Venezuelan shipments to American refiners are down 35 percent since late August, tanker data compiled by Bloomberg show. The slump began after the U.S. imposed sanctions to punish President Nicolas Maduro for moves deemed anti-democratic. PDVSA is the government’s biggest source of export income. The sales decline is compounding a lack of revenue from exports to China, India and Russia, which are receiving crude as payment for earlier loans.
Finances are so tight that a PDVSA refinery on Curacao can’t afford to buy enough oil to process. The tanker Tulip, loaded with U.S. crude, has been drifting offshore since May awaiting payment. At the end of last year, PDVSA owed $42 billion.
More than $1.2 billion of the company’s debt is coming due in the next few days, and investors are showing less confidence that funds will be transferred. On Thursday, PDVSA’s dollar bonds fell more than 4 cents with yields on notes due 2020 jumping more than 2 percentage points to 17.3 percent. Venezuela is already two weeks late on coupons for a slew of other bonds.
Like Venezuela, Ecuador is dependent upon oil revenue. When the country defaulted in 2008, it was forced to offer bigger discounts, which resulted in a plunge in oil revenue, according to a report by Francisco Rodriguez, the chief economist at New York-based investment bank Torino Capital. Rodriguez couldn’t be reached for comment on Thursday.
After years of mismanagement, Venezuela is close to running out of money after oil prices plunged from more than $100 a barrel in 2014 to $50 today. After arresting opposition leaders, Maduro has moved to rewrite the constitution and strip power from congress. U.S. President Donald Trump imposed sanctions targeting Maduro and PDVSA.
That’s making it difficult for U.S. refiners, especially those that need a letter of credit from a domestic bank to guarantee payments to the Venezuelan company. Few American lenders want to be in a position of potentially running afoul of their government’s sanctions. The U.S. imported $9.31 billion of crude oil from Venezuela last year, Census data show.
Refiners including Valero Energy Corp., Chevron Corp. and PBF Energy Inc. imported 741,000 barrels a day from Venezuela, the Energy Information Administration estimates.
But as those sales drop, Venezuela is sending more to repay loans from other countries. Daily shipments to China doubled since August to 451,613 barrels, while cargoes to Russia’s state-owned oil company Rosneft PJSC more than tripled, according to U.S. Customs data and a shipping report compiled by Bloomberg.
Over the past decade, China and Rosneft loaned at least $70 billion to Venezuela for oil production and infrastructure projects.
“When the U.S. is turning the back on you, it’s useful to be in good terms with your two biggest lenders,” Russ Dallen, a managing partner at Caracas Capital Markets, a Venezuela-based investment bank. “That might even help PDVSA to get old loans to be rolled over.”
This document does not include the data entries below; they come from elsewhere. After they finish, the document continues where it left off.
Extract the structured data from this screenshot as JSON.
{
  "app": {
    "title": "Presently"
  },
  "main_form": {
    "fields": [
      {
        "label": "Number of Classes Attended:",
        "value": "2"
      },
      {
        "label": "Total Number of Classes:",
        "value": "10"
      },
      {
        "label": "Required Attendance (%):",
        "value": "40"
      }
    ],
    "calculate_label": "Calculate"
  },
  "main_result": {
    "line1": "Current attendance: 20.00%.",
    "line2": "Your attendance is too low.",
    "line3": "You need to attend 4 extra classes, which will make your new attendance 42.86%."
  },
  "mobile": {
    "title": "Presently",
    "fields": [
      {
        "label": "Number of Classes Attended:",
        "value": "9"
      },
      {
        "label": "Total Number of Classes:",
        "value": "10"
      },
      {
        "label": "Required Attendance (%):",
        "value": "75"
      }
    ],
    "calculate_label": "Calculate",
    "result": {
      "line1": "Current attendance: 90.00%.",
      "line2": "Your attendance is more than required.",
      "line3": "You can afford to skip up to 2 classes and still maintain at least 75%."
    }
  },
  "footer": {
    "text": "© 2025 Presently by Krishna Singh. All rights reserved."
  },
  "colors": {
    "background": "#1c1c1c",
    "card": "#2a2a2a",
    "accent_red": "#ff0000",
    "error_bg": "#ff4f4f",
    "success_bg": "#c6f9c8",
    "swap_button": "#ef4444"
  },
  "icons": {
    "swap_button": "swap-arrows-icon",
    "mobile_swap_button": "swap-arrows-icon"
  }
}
But the oil slump is continuing to put a strain on the company and the government. Production in June fell to the lowest in 14 years. Domestic refineries have cut back on processing because of multiple breakdowns and the reduced oil supply.
The U.S. probably will ratchet up sanctions over the next 12 months if Maduro refuses to change his behavior, which means PDVSA will become more dependent on Russia and China for new loans, according to Risa Grais-Targow, an analyst at Eurasia Group. Default is “likely” next year, she said in a report. PDVSA owes an estimated $3 billion in 2018.
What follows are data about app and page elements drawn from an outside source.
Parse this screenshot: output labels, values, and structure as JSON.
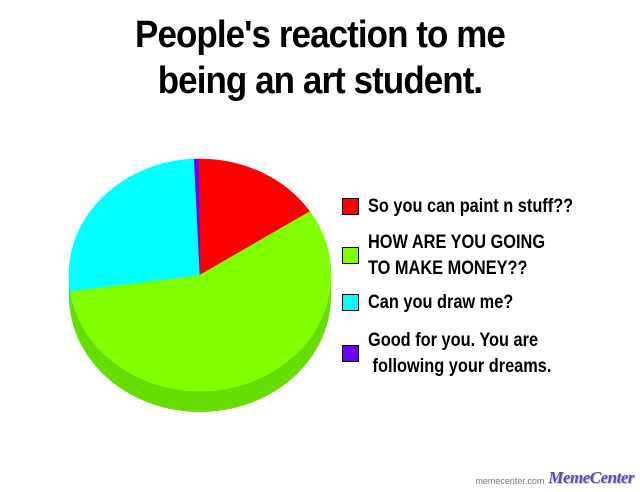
{
  "title_lines": [
    "People's reaction to me",
    "being an art student."
  ],
  "chart_data": {
    "type": "pie",
    "title": "People's reaction to me being an art student.",
    "slices": [
      {
        "label_lines": [
          "So you can paint n stuff??"
        ],
        "value": 16,
        "color": "#ff0000",
        "side_color": "#d90000"
      },
      {
        "label_lines": [
          "HOW ARE YOU GOING",
          "TO MAKE MONEY??"
        ],
        "value": 57,
        "color": "#80ff00",
        "side_color": "#66dd00"
      },
      {
        "label_lines": [
          "Can you draw me?"
        ],
        "value": 26.5,
        "color": "#00ffff",
        "side_color": "#00d4d4"
      },
      {
        "label_lines": [
          "Good for you. You are",
          " following your dreams."
        ],
        "value": 0.5,
        "color": "#6600ff",
        "side_color": "#5000cc"
      }
    ],
    "legend_position": "right"
  },
  "watermark": {
    "url": "memecenter.com",
    "logo": "MemeCenter"
  }
}
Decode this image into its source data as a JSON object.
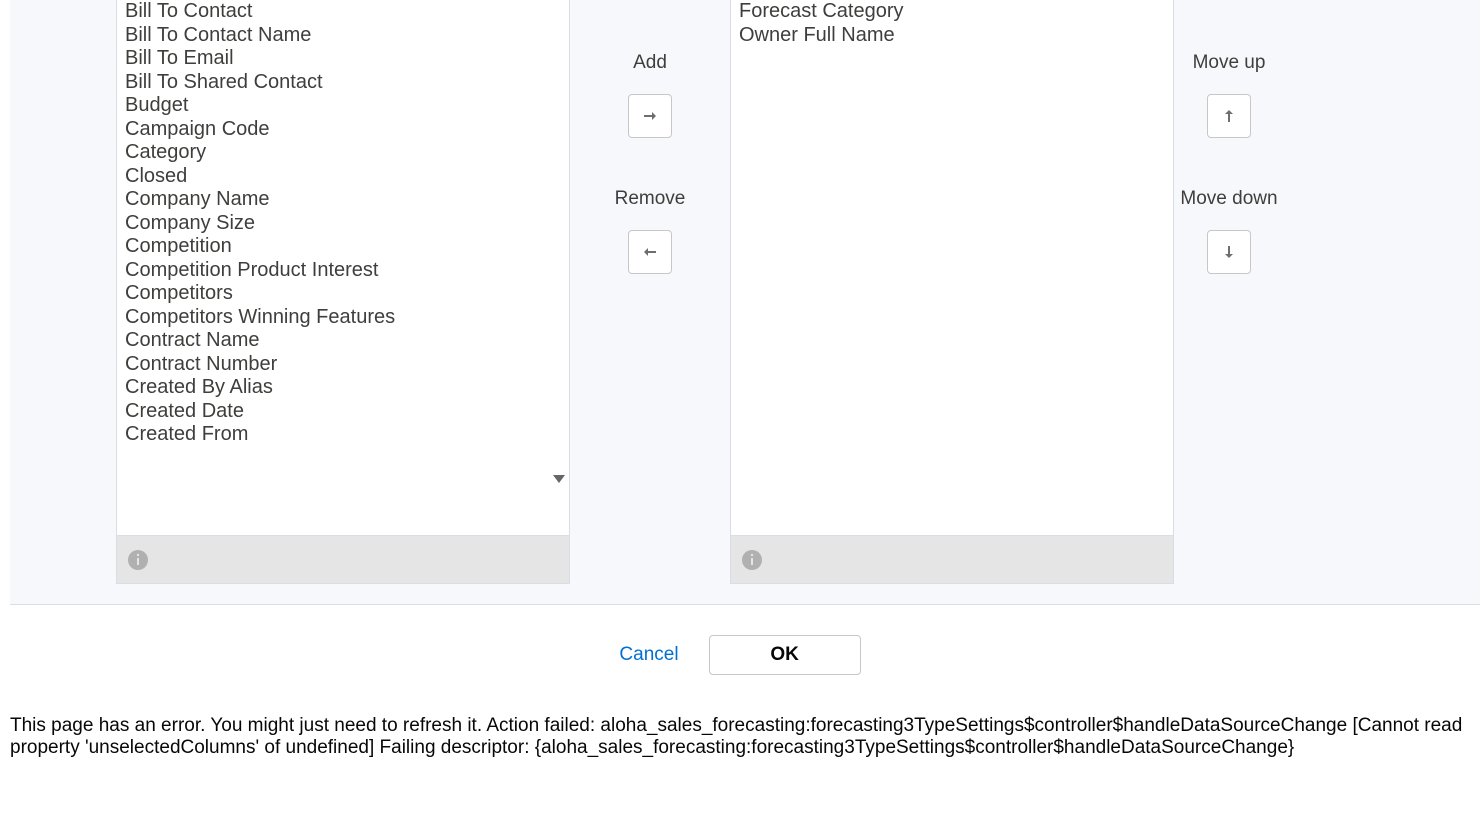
{
  "available": {
    "items": [
      "Bill To Contact",
      "Bill To Contact Name",
      "Bill To Email",
      "Bill To Shared Contact",
      "Budget",
      "Campaign Code",
      "Category",
      "Closed",
      "Company Name",
      "Company Size",
      "Competition",
      "Competition Product Interest",
      "Competitors",
      "Competitors Winning Features",
      "Contract Name",
      "Contract Number",
      "Created By Alias",
      "Created Date",
      "Created From"
    ]
  },
  "selected": {
    "items": [
      "Forecast Category",
      "Owner Full Name"
    ]
  },
  "controls": {
    "add_label": "Add",
    "remove_label": "Remove",
    "move_up_label": "Move up",
    "move_down_label": "Move down"
  },
  "footer": {
    "cancel_label": "Cancel",
    "ok_label": "OK"
  },
  "error_text": "This page has an error. You might just need to refresh it. Action failed: aloha_sales_forecasting:forecasting3TypeSettings$controller$handleDataSourceChange [Cannot read property 'unselectedColumns' of undefined] Failing descriptor: {aloha_sales_forecasting:forecasting3TypeSettings$controller$handleDataSourceChange}"
}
“China will likely shy away from meaningful new financing, while additional deals with Russia face limitations on both sides,” Grais-Targow said. “Still, there is some room for additional deals with Russia that could help the government to scrape by next year as well.”
— With assistance by Ben Bartenstein